> [Description of the task]
Throughout the entries below, report every line where "回到上海后" is found.

> [Material to process]
§ §

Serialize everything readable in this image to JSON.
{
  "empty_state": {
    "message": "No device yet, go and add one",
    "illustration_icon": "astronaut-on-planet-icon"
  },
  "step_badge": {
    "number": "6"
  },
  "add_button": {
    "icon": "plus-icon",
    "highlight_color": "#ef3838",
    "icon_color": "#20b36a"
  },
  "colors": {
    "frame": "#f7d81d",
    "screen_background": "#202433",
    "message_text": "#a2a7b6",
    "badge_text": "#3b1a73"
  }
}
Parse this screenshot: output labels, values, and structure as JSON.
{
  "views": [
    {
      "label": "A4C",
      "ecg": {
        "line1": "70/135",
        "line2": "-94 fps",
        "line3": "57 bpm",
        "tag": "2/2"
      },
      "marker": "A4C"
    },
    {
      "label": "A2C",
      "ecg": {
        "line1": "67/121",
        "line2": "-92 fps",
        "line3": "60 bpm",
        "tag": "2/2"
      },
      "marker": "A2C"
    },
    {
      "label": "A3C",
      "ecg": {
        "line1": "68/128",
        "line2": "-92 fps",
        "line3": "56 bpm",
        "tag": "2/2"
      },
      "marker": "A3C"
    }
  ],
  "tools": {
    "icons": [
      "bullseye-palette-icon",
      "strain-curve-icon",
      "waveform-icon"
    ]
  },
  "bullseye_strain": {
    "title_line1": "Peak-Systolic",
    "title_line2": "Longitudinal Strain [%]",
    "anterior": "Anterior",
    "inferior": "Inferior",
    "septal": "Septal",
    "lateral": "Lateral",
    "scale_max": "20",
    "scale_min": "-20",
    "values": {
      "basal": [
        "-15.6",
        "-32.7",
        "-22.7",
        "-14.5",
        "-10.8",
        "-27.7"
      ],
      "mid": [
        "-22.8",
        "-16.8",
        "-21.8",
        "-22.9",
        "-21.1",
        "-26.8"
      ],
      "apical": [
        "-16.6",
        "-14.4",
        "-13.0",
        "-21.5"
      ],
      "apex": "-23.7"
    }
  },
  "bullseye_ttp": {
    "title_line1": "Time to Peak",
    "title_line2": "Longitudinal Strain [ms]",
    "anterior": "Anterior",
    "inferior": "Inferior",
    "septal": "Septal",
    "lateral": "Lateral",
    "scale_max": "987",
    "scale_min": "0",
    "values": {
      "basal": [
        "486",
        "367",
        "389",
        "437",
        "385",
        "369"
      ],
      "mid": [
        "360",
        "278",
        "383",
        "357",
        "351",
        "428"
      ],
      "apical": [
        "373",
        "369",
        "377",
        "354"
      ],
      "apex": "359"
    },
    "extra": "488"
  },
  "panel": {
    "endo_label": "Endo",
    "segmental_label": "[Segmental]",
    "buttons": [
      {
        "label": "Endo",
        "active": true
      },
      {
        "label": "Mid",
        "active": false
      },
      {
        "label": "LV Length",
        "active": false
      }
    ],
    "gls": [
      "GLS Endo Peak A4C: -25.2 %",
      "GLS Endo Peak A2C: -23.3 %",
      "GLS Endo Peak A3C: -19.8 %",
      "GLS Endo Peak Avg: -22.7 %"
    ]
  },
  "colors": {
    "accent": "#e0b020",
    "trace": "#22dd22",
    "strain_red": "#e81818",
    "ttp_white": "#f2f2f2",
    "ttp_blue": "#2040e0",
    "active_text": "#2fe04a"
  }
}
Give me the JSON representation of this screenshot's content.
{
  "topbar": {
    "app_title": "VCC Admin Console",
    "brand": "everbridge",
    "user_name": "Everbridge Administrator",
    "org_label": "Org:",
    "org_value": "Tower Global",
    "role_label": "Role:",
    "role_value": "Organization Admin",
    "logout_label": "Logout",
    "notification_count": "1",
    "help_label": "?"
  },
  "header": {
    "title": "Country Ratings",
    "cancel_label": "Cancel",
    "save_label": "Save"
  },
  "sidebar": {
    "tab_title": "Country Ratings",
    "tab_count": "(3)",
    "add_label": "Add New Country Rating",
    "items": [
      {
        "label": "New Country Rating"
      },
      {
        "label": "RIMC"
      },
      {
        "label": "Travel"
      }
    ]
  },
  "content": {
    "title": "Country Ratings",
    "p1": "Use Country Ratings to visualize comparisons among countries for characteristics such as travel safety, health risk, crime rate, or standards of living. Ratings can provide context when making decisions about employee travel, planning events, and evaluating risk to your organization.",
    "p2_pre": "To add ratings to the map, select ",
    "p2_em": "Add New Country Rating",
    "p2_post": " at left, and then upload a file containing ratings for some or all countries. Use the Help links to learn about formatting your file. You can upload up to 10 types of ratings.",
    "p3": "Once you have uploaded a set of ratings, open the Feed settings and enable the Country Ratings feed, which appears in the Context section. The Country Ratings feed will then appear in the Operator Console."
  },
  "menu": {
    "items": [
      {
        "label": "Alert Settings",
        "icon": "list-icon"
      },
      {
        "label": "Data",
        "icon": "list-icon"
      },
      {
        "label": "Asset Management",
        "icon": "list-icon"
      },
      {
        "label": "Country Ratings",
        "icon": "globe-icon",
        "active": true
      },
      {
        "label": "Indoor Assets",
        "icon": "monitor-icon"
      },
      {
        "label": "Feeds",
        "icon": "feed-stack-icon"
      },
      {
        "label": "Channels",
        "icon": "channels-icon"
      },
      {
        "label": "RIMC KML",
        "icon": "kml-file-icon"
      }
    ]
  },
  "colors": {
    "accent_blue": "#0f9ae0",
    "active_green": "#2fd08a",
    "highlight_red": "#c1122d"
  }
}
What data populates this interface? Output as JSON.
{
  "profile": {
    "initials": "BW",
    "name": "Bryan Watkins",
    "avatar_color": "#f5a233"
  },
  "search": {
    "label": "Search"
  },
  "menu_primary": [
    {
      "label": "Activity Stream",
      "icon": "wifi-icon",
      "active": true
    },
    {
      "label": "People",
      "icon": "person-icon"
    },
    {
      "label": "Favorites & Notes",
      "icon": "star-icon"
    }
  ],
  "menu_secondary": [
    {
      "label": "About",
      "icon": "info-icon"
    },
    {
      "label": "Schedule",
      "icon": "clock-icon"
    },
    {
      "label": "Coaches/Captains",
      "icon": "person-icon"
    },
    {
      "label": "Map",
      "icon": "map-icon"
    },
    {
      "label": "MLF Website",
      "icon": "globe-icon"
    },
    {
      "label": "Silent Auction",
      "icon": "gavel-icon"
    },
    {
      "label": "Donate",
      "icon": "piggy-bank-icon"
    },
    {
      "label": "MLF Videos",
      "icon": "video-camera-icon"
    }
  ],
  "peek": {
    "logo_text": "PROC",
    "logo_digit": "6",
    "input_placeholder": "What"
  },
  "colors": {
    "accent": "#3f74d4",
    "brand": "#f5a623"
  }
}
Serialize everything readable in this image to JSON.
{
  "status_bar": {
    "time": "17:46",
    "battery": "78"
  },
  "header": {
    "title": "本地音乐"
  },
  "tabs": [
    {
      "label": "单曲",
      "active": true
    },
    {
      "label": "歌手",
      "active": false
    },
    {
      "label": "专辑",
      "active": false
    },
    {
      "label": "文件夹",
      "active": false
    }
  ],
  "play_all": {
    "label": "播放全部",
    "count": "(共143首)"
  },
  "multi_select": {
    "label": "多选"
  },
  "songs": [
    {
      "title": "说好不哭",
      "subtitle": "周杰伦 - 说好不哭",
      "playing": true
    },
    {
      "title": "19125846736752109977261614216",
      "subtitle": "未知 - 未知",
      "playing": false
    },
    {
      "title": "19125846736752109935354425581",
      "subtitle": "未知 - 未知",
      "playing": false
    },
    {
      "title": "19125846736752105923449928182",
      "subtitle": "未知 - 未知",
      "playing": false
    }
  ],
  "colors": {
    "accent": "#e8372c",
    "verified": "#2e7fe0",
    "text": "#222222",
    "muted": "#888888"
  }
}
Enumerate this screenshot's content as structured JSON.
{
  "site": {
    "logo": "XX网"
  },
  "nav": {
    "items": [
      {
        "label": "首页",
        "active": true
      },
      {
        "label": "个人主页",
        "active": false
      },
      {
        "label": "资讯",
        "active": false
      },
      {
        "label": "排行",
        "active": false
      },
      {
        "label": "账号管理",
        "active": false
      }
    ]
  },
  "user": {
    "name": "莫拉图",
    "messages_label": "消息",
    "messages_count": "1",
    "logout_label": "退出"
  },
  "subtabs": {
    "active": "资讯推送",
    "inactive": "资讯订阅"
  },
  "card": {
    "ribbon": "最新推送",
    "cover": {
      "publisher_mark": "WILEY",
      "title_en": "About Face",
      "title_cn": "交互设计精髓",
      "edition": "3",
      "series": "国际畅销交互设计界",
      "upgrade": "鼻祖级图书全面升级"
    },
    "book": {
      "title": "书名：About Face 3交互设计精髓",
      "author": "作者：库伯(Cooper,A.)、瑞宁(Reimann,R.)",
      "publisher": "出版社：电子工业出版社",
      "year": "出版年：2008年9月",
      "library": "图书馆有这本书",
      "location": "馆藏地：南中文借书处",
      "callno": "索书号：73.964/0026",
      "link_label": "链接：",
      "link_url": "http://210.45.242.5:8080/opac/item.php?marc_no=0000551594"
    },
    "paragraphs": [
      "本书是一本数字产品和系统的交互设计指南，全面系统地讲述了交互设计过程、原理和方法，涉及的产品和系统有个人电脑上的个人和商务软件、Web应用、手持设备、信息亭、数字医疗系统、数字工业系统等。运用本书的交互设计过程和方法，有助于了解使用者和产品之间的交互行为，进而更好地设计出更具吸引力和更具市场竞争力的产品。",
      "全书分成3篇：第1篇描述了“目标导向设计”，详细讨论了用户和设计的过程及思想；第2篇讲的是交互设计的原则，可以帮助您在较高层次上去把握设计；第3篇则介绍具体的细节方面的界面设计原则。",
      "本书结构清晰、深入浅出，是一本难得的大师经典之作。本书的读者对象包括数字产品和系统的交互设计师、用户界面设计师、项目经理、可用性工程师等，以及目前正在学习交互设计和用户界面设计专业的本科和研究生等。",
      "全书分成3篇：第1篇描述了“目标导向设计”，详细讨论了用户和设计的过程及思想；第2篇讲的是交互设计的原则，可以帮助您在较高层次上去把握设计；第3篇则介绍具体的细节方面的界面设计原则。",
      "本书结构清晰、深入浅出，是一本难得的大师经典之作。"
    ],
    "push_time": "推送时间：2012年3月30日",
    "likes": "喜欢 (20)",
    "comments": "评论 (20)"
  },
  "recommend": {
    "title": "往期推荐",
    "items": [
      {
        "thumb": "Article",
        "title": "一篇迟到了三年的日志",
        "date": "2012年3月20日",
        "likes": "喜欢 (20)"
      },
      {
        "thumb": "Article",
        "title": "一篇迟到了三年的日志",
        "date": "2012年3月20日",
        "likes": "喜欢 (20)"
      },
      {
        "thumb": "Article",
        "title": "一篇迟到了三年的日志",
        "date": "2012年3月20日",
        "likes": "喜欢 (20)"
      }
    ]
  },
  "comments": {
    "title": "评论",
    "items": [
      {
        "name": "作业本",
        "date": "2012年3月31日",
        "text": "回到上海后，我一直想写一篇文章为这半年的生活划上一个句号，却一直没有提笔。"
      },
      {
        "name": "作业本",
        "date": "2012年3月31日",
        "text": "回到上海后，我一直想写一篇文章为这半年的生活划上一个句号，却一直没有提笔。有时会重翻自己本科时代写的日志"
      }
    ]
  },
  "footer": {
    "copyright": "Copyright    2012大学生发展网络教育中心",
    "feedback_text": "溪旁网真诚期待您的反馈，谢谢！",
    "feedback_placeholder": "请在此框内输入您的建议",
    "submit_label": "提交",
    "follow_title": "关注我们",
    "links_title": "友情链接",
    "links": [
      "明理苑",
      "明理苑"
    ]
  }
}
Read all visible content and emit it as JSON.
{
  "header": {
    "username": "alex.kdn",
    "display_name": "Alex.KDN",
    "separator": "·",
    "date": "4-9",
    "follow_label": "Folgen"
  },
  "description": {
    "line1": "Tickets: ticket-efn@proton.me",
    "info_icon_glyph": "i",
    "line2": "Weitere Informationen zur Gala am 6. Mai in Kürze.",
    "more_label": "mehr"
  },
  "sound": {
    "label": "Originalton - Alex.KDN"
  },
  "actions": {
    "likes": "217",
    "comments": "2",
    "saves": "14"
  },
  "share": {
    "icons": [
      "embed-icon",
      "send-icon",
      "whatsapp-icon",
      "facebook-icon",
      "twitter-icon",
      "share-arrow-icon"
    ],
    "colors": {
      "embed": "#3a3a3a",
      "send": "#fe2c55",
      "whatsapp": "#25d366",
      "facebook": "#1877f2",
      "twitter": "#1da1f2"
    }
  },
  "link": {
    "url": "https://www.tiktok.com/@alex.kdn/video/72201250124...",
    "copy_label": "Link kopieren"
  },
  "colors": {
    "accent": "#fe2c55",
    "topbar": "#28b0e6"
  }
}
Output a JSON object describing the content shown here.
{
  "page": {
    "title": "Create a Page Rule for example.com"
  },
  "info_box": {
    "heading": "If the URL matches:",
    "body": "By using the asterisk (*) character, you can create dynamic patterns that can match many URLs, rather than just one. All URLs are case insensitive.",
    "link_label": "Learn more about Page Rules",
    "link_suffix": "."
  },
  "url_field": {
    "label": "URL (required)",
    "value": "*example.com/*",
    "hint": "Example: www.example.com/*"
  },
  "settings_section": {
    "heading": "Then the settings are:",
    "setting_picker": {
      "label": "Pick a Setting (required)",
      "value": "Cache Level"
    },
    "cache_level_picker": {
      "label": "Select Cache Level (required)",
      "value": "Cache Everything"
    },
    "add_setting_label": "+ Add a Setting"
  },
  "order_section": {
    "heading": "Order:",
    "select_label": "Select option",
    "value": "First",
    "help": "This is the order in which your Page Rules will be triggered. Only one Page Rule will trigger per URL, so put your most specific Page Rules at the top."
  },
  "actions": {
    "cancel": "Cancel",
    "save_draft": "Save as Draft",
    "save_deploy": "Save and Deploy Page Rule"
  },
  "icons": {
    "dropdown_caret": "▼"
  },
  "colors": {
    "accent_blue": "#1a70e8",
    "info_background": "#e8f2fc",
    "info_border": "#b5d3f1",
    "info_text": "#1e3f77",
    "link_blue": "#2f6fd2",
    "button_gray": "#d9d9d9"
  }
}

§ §

> [Result of this task]
        "text": "回到上海后，我一直想写一篇文章为这半年的生活划上一个句号，却一直没有提笔。"
        "text": "回到上海后，我一直想写一篇文章为这半年的生活划上一个句号，却一直没有提笔。有时会重翻自己本科时代写的日志"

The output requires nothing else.